Over the last decade there has been a dramatic change in the management of several neurological disorders. One of the biggest components is the use of devices that rely on the principles of neuromodulation to treat disorders. Not all hospitals or academic centers in the country have access to the same. There is lack of knowledge about the applicability and use of such treatment options amidst neurologists that may not have directly dealt with these devices. This session aims to communicate the latest scientific data and clinical application of neurologic devices. This topic is important and timely due to the proliferation of FDA-approved devices for numerous neurologic disorders. Even though this session does not aim to train the audience in using such devices, our hope is that the audience understands the basic principles of action as well as clinical utility of such devices. This would facilitate appropriate referral to institutes that can provide required care for the patient. Such devices have not only shown significant long-term impact in fact early intervention has been encouraged for overall improved quality of life. At times therapy devices may allow use of less toxic non-invasive interventions such as use of treating tumor fields in glioblastoma. We will cover deep brain stimulation in movement disorder, spinal cord stimulation as well as tumor treating device in neuro-oncology this year.
- Deep Brain Stimulation in various movement disorders: Potential risks and benefits of the procedures. Potential candidates for procedures. Available technology that aids DBS programming. Future directions of DBS.
- Spinal cord stimulators for pain: Potential risks and benefits of the procedures. Potential candidates for procedures. Available technology that aids Spinal cord stimulation including patient remote control.
- Tumor treating fields therapy: Potential risks and benefits of the procedures. Potential candidates for procedures. Management of medication and device therapy in glioblastoma. Future directions of tumor treating fields therapy.
Spinal Cord Stimulation – Therapy and Advances
Speaker: Peter Konrad, MD, PhD
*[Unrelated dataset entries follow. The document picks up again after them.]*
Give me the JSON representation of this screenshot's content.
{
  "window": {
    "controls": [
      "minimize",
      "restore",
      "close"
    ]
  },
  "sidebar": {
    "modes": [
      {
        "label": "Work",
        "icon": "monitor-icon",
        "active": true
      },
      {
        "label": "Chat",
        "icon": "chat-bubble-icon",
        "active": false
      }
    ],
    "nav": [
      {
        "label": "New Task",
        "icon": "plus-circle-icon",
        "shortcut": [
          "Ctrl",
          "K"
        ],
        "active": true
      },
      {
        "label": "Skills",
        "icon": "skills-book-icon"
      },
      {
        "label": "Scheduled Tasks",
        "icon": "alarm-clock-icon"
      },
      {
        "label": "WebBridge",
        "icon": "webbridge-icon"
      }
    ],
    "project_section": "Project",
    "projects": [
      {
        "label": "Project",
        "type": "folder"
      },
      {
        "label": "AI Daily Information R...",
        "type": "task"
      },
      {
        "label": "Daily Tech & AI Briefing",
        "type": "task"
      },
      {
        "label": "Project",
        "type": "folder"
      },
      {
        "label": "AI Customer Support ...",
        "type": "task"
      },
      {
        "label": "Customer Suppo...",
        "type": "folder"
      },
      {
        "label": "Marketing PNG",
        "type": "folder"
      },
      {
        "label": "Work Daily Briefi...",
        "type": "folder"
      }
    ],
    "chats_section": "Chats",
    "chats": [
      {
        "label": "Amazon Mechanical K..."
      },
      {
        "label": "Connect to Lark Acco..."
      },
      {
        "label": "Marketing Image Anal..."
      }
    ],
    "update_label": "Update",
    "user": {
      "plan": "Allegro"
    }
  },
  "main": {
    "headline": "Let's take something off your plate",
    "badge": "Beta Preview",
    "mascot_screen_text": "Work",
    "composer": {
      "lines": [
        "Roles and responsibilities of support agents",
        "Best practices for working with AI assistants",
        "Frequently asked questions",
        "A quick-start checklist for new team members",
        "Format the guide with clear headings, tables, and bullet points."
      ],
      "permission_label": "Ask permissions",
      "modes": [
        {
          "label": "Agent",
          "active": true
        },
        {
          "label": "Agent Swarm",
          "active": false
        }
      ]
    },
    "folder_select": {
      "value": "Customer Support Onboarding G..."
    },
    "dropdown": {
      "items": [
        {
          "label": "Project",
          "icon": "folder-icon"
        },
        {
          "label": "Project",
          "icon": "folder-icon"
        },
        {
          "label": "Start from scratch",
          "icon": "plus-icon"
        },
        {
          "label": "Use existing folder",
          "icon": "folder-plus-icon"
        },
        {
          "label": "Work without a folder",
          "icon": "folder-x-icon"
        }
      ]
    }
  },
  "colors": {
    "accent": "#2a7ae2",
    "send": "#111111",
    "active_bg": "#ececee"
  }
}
Neuromodulation began as therapy for pain and spinal cord stimulation was one of it initial success stories. However, the past 10 years of research has revealed many more opportunities for spinal cord stimulation to provide not only effective pain relief but also relief for autonomic disorders, rehabilitation, and sensory restoration in patients with significant brain and spinal cord disease. This presentation will briefly review the existing FDA indications for current spinal cord stimulation devices as well as provide literature evidence of newer potential therapies on the near horizon.
Deep Brain Stimulation in Movement Disorders - Therapy and Advances
Speaker: Christine Esper, MD
This talk will give an overview of deep brain stimulation therapy in movement disorders, including indications, applications, as well as a description of the various programming platforms available today.
Neurologic Device for Glioblastoma and Scientific Basis of Tumor Treating Fields
Speaker: Eric Wong, MD, FANA, FAAN
The Tumor Treating Fields device (NovoTTF-100A or NovoTTF-200A) non-invasively delivers alternating electric fields at 200 kHz to treat glioblastoma. The fields are delivered by transducer arrays applied to the scalp of patients. They are known to disrupt tumor cell mitosis and trigger effectors from both innate and adaptive immune systems to carry out anti-tumor immunity. Clinical efficacy against newly diagnosed glioblastomas has been demonstrated in a randomized phase 3 clinical trial when the device was applied together with chemotherapy after radiation, and this led the FDA approve its use in 2015. Other registration trials in non-small cell lung cancer, pancreatic cancer, and ovarian cancer are currently underway.